I wrote a three paragraph bio yesterday. The bio was for the families of the children in Tumbleweed House where I will begin a substitute teaching job next month. Before beginning to write, I reviewed previous bios I have written. I looked at the bio I had written for the online system at my seminary, which emphasized God’s call and claim on my life. I looked at the bio from my early childhood teacher training and consultant business. It emphasized the kind of person I am, the depth of my experience, and my approach to training. I looked at biographical material I created for the Commission on Ministry prior to my ordination and I looked at a short bio I wrote for the AERO Conference program. They, too, had their own emphases.
Each one of these narratives described an aspect of who I am. Each one of them also said something about the audience for whom they were intended and about the issues that concerned them. The families at the school are concerned about their child and my commitment to them. My seminary cohorts would be exploring the strange spiritual journeys which brought us all together and, so, my call to ministry was significant. The potential clients for my teacher training and consulting wanted to know why they should pay good money to listen to me.
Each one of them was significantly different and time-locked. That is, I wouldn’t write exactly the same thing today. Yet, each one of them was absolutely true. I simply emphasized the things important to my audience–and to me–at the time they were written.
The Christian canon is like this as well. Each segment of the scripture must be viewed in the context in which they were written. Knowing context, helps us to understand inconsistencies in the text. There is truth in the text but the different parts may literally contradict one another. This does not prevent truth from being discerned through the text. It does mean that we must consider to whom the texts were written, when they were written, who wrote them, and why they were written. In my bio for the new job, I wrote of the connections between my spirituality and the philosophy of the school. These are real and true but they are not how I described my spirituality to my seminary cohorts two years ago. This is because 1) I was writing to different people; 2) I am a different person than I was two years ago; 3) I have a different purpose in writing; and 4) Each of the audiences use a different vocabulary.

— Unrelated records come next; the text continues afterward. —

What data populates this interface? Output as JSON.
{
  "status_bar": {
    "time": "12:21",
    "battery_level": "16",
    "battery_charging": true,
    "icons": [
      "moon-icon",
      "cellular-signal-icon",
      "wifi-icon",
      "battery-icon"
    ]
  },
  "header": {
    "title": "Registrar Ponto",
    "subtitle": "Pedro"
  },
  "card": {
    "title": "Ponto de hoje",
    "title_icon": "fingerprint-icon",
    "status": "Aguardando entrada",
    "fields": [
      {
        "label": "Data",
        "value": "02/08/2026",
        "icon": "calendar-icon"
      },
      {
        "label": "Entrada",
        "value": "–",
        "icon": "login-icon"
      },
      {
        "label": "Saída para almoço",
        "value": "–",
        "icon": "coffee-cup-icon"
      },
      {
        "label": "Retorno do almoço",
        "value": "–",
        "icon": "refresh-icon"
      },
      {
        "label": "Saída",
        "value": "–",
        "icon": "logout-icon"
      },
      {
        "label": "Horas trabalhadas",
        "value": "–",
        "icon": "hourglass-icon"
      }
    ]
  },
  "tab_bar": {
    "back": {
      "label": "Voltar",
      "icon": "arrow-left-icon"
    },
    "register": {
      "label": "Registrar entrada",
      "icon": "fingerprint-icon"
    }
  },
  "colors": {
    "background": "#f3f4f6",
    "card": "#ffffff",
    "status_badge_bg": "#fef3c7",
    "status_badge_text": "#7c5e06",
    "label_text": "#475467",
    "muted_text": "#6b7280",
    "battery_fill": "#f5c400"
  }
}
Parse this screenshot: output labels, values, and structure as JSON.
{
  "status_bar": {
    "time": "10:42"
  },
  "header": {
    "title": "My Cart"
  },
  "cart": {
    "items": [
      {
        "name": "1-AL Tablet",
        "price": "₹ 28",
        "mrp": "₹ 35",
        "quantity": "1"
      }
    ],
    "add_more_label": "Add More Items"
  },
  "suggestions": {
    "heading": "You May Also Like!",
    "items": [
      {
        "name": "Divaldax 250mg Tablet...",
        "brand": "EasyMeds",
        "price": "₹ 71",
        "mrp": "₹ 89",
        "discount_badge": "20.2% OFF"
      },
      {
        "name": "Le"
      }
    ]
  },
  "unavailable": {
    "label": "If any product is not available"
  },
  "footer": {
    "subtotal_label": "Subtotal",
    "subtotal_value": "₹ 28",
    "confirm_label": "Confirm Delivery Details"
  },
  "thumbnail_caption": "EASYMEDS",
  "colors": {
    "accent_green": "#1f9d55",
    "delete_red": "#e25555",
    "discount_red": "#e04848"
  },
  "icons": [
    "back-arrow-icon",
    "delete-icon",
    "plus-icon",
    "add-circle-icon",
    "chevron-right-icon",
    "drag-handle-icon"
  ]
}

This is precisely why a literal, inerrant reading of the biblical text is a flawed approach. A literal, inerrant reading of the biblical text gives the written words a power and meaning for which they were never intended. A literalistic reading of the scriptures turns them into gods unto themselves. It is the Divine, the One I identify as God, who inspires those who wrote and read and heard the ancient texts. My bios were inspired by the events and feelings of my life and are my interpretation (meaning applied) of those experiences. The same is true of the scriptures: they are inspired by events, feelings, and experiences of the ancient peoples with the Divine. They are the meaning applied (interpretation, theology) by the authors to their experiences.
I am not suggesting that God did not, and does not, speak through the scriptures. God meets people where God finds them. Christians have imbued the canon with authority and meaning, so God meets us there. Some find the Divine in nature, God will meet people there, too. God also speaks through the lives of others. As we learn of the faith, theology, and experiences of our foremothers and forefathers through scripture we can use that to help us make meaning of our own experiences of the Divine.
The Christian canon is a tool for our spiritual growth. It is not God. It is inspired by, though not written by God. Sadly, when we take a literalistic approach we end up worshiping the text rather than the magnificent, loving One who is so much bigger than any one of us can possibly imagine.